Please find here, a series of photos I took on my iPhone during the opening night of the ‘ACSO Branching Out 2014’ Art Exhibition:-
During the exhibition I had the opportunity to speak with one of ASCO’s clients – Michael Morgan about his particular piece of art work called ‘Prehistoric Breathing’ which he had produced through the Fulham Correctional Centre – Cultural Arts Program.
Kangan Institute delivers a nationally recognised qualification in Aboriginal and Torres Strait Islander Cultural Arts to Indigenous inmates at Fulham Correctional Centre. The course covers a range of drawing techniques, developing painting and printmaking skills. Concurrently, the Correctional Centre provides Indigenous inmates the Koori Art program as an opportunity to practice their culture. NB: Paintings from both programs were on display at the ACSO Branching Out 2014 Art Exhibition. (ACSO Program 2014).
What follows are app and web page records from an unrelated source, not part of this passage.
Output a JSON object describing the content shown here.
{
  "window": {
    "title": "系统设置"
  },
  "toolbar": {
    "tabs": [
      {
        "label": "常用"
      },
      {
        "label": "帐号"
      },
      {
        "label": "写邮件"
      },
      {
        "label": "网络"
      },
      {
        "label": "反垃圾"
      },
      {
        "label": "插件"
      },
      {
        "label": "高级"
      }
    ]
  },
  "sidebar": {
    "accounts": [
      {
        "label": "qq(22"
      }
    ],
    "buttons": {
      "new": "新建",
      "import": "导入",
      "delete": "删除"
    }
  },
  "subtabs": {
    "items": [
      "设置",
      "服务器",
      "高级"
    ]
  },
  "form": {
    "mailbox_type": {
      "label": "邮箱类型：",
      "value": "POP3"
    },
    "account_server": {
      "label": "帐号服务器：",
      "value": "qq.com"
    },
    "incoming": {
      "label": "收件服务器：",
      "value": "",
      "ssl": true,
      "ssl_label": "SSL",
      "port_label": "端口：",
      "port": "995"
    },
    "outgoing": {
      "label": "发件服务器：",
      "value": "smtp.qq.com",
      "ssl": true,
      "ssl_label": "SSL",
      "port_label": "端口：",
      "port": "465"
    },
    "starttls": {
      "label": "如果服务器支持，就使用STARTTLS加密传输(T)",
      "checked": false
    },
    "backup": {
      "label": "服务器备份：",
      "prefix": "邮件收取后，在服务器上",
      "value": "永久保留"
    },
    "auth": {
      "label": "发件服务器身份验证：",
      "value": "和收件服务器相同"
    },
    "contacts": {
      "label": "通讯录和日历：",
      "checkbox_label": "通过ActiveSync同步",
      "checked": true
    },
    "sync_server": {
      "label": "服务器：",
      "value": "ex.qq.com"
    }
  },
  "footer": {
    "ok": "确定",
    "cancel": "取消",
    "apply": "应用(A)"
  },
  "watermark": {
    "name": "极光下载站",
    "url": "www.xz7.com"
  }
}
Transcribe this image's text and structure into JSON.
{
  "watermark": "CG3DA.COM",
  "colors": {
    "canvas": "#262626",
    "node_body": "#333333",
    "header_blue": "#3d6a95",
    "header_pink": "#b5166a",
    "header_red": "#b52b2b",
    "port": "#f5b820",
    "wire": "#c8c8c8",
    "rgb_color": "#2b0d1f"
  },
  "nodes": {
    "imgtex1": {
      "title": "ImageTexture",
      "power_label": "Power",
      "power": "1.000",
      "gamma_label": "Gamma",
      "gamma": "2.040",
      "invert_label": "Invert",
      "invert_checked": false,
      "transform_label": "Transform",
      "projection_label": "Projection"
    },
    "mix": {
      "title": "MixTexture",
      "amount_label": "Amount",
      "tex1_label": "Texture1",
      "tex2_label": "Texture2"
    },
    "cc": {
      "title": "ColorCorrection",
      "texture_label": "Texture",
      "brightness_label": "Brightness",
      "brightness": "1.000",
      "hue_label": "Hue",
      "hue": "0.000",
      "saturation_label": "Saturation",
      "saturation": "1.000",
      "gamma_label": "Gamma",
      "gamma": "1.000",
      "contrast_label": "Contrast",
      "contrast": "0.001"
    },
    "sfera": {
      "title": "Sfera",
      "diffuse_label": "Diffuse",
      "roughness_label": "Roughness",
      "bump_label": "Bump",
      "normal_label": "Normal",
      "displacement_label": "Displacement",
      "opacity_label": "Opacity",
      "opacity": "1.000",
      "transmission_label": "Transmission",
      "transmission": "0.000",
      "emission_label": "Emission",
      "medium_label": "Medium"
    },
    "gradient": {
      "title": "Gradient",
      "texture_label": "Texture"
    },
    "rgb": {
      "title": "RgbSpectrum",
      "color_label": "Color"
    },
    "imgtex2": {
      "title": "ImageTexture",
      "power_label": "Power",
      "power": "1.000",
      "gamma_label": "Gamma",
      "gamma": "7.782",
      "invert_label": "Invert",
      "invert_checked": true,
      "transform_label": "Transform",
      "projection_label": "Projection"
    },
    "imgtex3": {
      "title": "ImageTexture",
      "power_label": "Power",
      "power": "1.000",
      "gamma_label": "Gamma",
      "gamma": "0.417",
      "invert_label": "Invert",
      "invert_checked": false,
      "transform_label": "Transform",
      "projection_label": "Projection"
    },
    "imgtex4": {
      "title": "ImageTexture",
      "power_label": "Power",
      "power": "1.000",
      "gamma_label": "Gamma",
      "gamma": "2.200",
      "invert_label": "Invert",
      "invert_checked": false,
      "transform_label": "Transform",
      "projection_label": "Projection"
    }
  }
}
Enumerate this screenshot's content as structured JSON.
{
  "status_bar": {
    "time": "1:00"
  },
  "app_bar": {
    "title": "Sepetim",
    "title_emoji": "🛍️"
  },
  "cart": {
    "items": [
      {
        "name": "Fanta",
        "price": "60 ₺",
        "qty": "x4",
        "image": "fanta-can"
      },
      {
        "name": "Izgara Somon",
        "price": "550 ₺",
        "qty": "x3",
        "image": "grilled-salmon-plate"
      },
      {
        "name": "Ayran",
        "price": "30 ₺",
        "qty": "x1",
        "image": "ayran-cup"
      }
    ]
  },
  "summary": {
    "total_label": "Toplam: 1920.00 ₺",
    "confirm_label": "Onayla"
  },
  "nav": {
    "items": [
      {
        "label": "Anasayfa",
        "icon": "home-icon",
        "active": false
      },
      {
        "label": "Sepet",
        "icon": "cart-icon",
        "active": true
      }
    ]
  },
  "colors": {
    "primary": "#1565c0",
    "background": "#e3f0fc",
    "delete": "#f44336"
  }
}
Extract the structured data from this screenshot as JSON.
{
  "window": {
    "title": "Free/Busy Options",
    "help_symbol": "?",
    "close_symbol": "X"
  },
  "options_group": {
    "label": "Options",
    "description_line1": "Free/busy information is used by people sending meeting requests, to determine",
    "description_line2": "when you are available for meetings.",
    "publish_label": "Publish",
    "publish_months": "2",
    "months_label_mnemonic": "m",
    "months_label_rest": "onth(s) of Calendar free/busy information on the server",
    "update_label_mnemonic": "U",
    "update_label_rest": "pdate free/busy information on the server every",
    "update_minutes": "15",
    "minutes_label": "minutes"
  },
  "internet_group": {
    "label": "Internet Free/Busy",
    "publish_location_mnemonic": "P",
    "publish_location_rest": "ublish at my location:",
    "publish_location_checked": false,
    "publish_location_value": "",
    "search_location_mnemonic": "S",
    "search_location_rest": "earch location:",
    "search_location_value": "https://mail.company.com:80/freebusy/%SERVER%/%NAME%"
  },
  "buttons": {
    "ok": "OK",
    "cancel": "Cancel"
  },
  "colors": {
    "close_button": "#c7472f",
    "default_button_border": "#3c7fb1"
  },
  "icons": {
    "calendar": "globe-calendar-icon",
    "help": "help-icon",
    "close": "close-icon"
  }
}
Painting by Michael Morgan – Titled: ‘Prehistoric Breathing’ and following the wording that he provided with his painting –
These clients through the ACSO’s Creative Arts Program, gain an opportunity to explore art as a therapeutic means to help them reintegrate into community living (ACSO. 2014). This exhibition was a good example of how important art for therapy can be, how it can help people to take a look at their thoughts, feelings and emotions in a non judgemental environment. During my time at the exhibition I was able to witness how these artists were using art to help create another chance for themselves in their lives…
Whilst you are here – please check out my home page! My Art Therapy Journey – A window into the soul of an Abstract Artist through art therapy and storytelling…by Karen Robinson
Wills. M. (2014). ACSO. Branching Out 2014 ACSO Art Exhibition Brochure. Exhibition Curator and Artist in Residence. Retrieved June 28, 2014 from http://art.acso.org.au/art-show/artist-residence/
ACSO. (2014). ACSO Create Another Chance. Branching Out. Retrieved June 28, 2014 from http://art.acso.org.au/